Guest Author - Clare Stubbs
Over the last few years, the well known iTunes software by Apple has seen a number of competitors enter the market, including Amazon and HMV. eMusic.com was launched back in 1995 when it started out as an online CD retailer, but it has since joined the digital music race and begun making some alterations on how the company operates.
It was in the year 2000 that (as mentioned on eMusic.com) they set up the world’s very first subscription service for downloading music in a digital format, a groundbreaking feature which has set a precedent about how we purchase our favorite music.
On the November 20th 2010 it was announced that the company (which have approximately 400,000 subscribers and a library of more than 10 million songs) have ditched the option that previously allowed users to bulk buy credits for downloads, in favor of providing music lovers with the option to purchase individual tracks. This move is expected to make eMusic.com a major active competitor for rival organizations.
These changes means that eMusic.com will be able to increase its library by obtaining any new releases from Warner and Sony, as well as 2009 tracks from Universal.
The cost of downloading individual tracks through the site will vary but in 2010, they consist of the following:
• A large majority of independent tracks are set at a price of 49 cents
• Tracks from major music labels like Sony and Warner (when they become available) will be priced at anything between 69 and 89 cents which is definitely going to make the company a good contender for the future of digital downloads
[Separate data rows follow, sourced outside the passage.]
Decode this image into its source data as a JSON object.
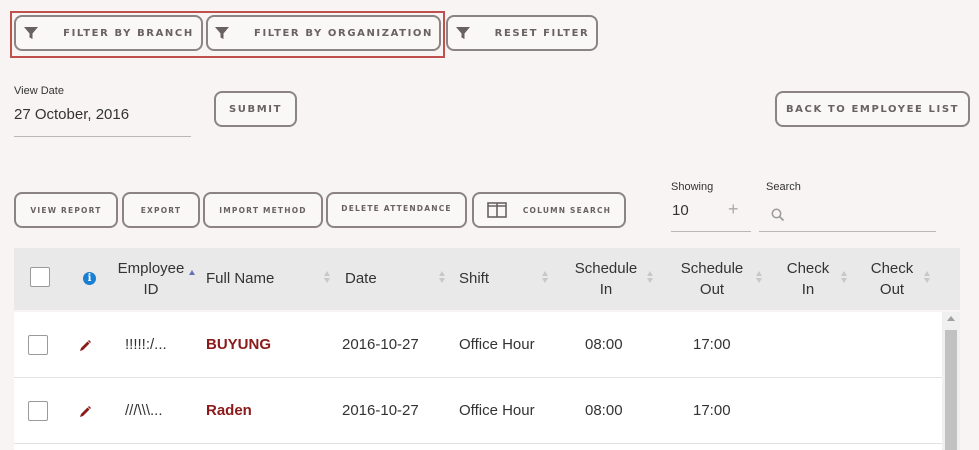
{
  "filters": {
    "filter_by_branch": "FILTER BY BRANCH",
    "filter_by_organization": "FILTER BY ORGANIZATION",
    "reset_filter": "RESET FILTER"
  },
  "view_date": {
    "label": "View Date",
    "value": "27 October, 2016"
  },
  "submit_label": "SUBMIT",
  "back_label": "BACK TO EMPLOYEE LIST",
  "toolbar": {
    "view_report": "VIEW REPORT",
    "export": "EXPORT",
    "import_method": "IMPORT METHOD",
    "delete_attendance": "DELETE ATTENDANCE",
    "column_search": "COLUMN SEARCH"
  },
  "showing": {
    "label": "Showing",
    "value": "10",
    "plus": "+"
  },
  "search": {
    "label": "Search",
    "placeholder": ""
  },
  "table": {
    "headers": {
      "employee_id_1": "Employee",
      "employee_id_2": "ID",
      "full_name": "Full Name",
      "date": "Date",
      "shift": "Shift",
      "schedule_in_1": "Schedule",
      "schedule_in_2": "In",
      "schedule_out_1": "Schedule",
      "schedule_out_2": "Out",
      "check_in_1": "Check",
      "check_in_2": "In",
      "check_out_1": "Check",
      "check_out_2": "Out"
    },
    "rows": [
      {
        "employee_id": "!!!!!:/...",
        "full_name": "BUYUNG",
        "date": "2016-10-27",
        "shift": "Office Hour",
        "schedule_in": "08:00",
        "schedule_out": "17:00",
        "check_in": "",
        "check_out": ""
      },
      {
        "employee_id": "///\\\\\\...",
        "full_name": "Raden",
        "date": "2016-10-27",
        "shift": "Office Hour",
        "schedule_in": "08:00",
        "schedule_out": "17:00",
        "check_in": "",
        "check_out": ""
      }
    ]
  },
  "colors": {
    "highlight": "#c0504d",
    "name_text": "#8b1a1a",
    "info_icon": "#1a7fd0",
    "sort_active": "#6670b8"
  }
}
It seems that both iTunes and eMusic.com are both worthy contenders and it might be difficult to make any real comparisons. However, iTunes overall offers a more extensive library of songs as well as providing extras like TV shows and games but a large majority of tracks available through eMusic are actually cheaper (especially since they unveiled their new plans for downloading individual tracks) and a major benefit is that any songs can be played through any MP3 player.
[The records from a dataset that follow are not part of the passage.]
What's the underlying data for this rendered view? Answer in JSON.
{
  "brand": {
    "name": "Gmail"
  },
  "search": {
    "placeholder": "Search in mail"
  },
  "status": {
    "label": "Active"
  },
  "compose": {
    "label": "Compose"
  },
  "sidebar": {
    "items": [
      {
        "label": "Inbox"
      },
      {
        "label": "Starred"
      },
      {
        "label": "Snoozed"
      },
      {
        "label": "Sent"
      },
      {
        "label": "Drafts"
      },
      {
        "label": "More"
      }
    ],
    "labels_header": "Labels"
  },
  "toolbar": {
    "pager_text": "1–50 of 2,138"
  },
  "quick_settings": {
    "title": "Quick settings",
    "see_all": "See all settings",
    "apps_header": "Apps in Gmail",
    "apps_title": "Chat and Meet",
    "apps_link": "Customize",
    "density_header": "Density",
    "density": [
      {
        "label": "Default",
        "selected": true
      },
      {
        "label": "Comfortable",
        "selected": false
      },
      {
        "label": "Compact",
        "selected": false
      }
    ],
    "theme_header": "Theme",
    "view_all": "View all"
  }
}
Some existing eMusic.com users appear to have reacted badly to the latest changes but is it possible for the service to become a real competitor against other digital music providers like iTunes?
Only time will tell, we will have to wait and see!